Shakespeare--Who Was He? The Oxford Challenge to the Bard of Avon

By Richard F. Whalen | Go to book overview

Chapter Four
The Case for Will Shakspere as
Author

For nearly four hundred years, Will Shakspere of Stratford-on- Avon, the man of mundane inconsequence in the documentary record, has remained on his pedestal as the author of the works of Shakespeare. There must be a reason.

Similarity of name has been crucial. Its importance should not be underestimated. In conventional scholarship, the name Shakespeare is simply one of many spellings that were common for the times. After all, Christopher Marlowe's name was spelled more than a dozen different ways; two spellings appear in a single sentence in a legal document. Edward de Vere, seventeenth earl of Oxford, spelled his title at least five different ways, including Oxinforde.
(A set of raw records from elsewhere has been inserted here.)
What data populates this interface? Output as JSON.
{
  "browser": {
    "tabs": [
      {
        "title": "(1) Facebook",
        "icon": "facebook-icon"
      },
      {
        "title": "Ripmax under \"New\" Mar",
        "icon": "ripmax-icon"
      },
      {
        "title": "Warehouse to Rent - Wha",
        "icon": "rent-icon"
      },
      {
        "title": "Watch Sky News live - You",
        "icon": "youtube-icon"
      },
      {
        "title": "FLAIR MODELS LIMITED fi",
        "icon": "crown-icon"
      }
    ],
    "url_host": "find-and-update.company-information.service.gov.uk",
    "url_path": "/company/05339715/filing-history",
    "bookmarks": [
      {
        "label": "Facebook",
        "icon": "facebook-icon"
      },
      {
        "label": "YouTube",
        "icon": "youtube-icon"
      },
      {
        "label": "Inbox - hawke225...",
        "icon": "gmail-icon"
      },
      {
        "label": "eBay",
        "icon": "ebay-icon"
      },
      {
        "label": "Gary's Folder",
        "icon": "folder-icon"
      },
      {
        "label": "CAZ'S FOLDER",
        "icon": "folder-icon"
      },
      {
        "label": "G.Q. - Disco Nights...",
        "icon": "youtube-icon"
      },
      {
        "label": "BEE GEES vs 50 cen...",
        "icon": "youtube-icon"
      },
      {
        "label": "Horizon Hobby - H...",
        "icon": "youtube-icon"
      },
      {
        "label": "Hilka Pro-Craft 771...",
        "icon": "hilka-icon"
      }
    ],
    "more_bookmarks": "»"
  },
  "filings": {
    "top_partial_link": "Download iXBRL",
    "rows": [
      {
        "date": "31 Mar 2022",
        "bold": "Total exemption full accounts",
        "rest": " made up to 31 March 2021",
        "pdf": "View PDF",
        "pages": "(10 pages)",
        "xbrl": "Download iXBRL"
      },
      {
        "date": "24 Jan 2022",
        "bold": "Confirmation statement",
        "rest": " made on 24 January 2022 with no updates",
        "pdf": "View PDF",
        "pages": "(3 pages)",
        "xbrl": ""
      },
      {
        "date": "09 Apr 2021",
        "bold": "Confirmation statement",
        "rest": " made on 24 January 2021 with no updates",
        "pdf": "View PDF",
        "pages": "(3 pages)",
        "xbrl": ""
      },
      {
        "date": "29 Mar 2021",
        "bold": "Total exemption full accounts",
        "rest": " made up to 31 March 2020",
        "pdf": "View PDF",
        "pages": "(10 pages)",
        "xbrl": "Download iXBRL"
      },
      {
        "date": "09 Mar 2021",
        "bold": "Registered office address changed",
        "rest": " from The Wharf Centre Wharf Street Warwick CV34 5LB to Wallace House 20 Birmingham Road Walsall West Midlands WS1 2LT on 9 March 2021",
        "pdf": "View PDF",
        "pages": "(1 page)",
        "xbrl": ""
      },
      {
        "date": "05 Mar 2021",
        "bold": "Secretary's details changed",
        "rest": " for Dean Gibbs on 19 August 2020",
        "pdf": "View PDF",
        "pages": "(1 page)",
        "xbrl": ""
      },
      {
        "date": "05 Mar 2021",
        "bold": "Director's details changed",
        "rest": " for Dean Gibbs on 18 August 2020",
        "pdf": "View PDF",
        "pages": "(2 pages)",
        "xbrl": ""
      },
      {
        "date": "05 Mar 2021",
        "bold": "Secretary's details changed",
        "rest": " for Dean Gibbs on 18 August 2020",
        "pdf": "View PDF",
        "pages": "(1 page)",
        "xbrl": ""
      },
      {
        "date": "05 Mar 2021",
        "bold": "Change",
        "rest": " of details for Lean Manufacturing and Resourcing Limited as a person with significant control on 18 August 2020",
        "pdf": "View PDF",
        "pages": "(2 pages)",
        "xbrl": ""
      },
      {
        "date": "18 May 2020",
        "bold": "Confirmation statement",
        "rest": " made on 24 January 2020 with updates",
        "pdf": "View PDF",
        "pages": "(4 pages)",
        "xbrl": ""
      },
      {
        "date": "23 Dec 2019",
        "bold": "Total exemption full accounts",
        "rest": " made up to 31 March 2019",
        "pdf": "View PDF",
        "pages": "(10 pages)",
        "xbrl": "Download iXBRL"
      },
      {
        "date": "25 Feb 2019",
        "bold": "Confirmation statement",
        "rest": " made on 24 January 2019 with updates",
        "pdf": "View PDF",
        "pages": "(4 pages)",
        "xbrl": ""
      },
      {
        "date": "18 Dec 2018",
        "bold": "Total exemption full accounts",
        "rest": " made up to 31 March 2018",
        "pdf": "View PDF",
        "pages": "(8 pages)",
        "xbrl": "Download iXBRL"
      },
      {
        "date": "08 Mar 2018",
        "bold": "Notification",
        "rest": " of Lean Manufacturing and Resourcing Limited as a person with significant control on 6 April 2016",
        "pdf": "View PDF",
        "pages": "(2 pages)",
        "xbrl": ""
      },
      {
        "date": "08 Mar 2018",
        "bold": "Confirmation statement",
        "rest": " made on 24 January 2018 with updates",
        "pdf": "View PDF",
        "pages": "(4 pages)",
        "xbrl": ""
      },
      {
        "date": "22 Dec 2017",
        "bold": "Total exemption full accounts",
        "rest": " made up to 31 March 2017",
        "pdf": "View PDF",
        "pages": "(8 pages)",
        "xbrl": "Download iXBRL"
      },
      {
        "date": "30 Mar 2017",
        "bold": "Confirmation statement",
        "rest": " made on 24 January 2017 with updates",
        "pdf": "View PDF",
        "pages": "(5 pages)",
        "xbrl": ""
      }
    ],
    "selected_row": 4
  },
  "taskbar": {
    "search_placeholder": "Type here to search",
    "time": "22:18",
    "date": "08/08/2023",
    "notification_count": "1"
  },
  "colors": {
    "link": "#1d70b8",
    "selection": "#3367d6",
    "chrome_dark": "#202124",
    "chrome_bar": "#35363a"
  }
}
So, the scholars conclude, Shakespeare/Shakspere, no matter what the spelling, wrote the poems and plays. The distinctive pattern in the different spellings--one usage for the man from Stratford and the other for the author--is not considered significant, when considered at all. The general reader, interested primarily in the poems and plays, seldom has any reason to question the assumption that the man from Stratford-on-Avon whose name was usually spelled Shakspere was the same man as the poet/dramatist known uniformly as Shakespeare.

-39-

Notes for this page

Add a new note
If you are trying to select text to create highlights or citations, remember that you must now click or tap on the first word, and then click or tap on the last word.
One moment ...
Default project is now your active project.
Project items
Notes
Cite this page

Cited page

Style
Citations are available only to our active members.
Buy instant access to cite pages or passages in MLA 8, MLA 7, APA and Chicago citation styles.

(Einhorn, 1992, p. 25)

(Einhorn 25)

(Einhorn 25)

1. Lois J. Einhorn, Abraham Lincoln, the Orator: Penetrating the Lincoln Legend (Westport, CT: Greenwood Press, 1992), 25, http://www.questia.com/read/27419298.

Note: primary sources have slightly different requirements for citation. Please see these guidelines for more information.

Cited page

Bookmark this page
Shakespeare--Who Was He? The Oxford Challenge to the Bard of Avon
Table of contents

Table of contents

Settings

Settings

Typeface
Text size Smaller Larger Reset View mode
Search within

Search within this book

Look up

Look up a word

  • Dictionary
  • Thesaurus
Please submit a word or phrase above.
Print this page

Print this page

Why can't I print more than one page at a time?

Help
Full screen
Items saved from this book
  • Bookmarks
  • Highlights & Notes
  • Citations
/ 184

matching results for page

    Questia reader help

    How to highlight and cite specific passages

    1. Click or tap the first word you want to select.
    2. Click or tap the last word you want to select, and you’ll see everything in between get selected.
    3. You’ll then get a menu of options like creating a highlight or a citation from that passage of text.

    OK, got it!

    Cited passage

    Style
    Citations are available only to our active members.
    Buy instant access to cite pages or passages in MLA 8, MLA 7, APA and Chicago citation styles.

    "Portraying himself as an honest, ordinary person helped Lincoln identify with his audiences." (Einhorn, 1992, p. 25).

    "Portraying himself as an honest, ordinary person helped Lincoln identify with his audiences." (Einhorn 25)

    "Portraying himself as an honest, ordinary person helped Lincoln identify with his audiences." (Einhorn 25)

    "Portraying himself as an honest, ordinary person helped Lincoln identify with his audiences."1

    1. Lois J. Einhorn, Abraham Lincoln, the Orator: Penetrating the Lincoln Legend (Westport, CT: Greenwood Press, 1992), 25, http://www.questia.com/read/27419298.

    Cited passage

    Thanks for trying Questia!

    Please continue trying out our research tools, but please note, full functionality is available only to our active members.

    Your work will be lost once you leave this Web page.

    Buy instant access to save your work.

    Already a member? Log in now.

    Search by... Author
    Show... All Results Primary Sources Peer-reviewed

    Oops!

    An unknown error has occurred. Please click the button below to reload the page. If the problem persists, please try again in a little while.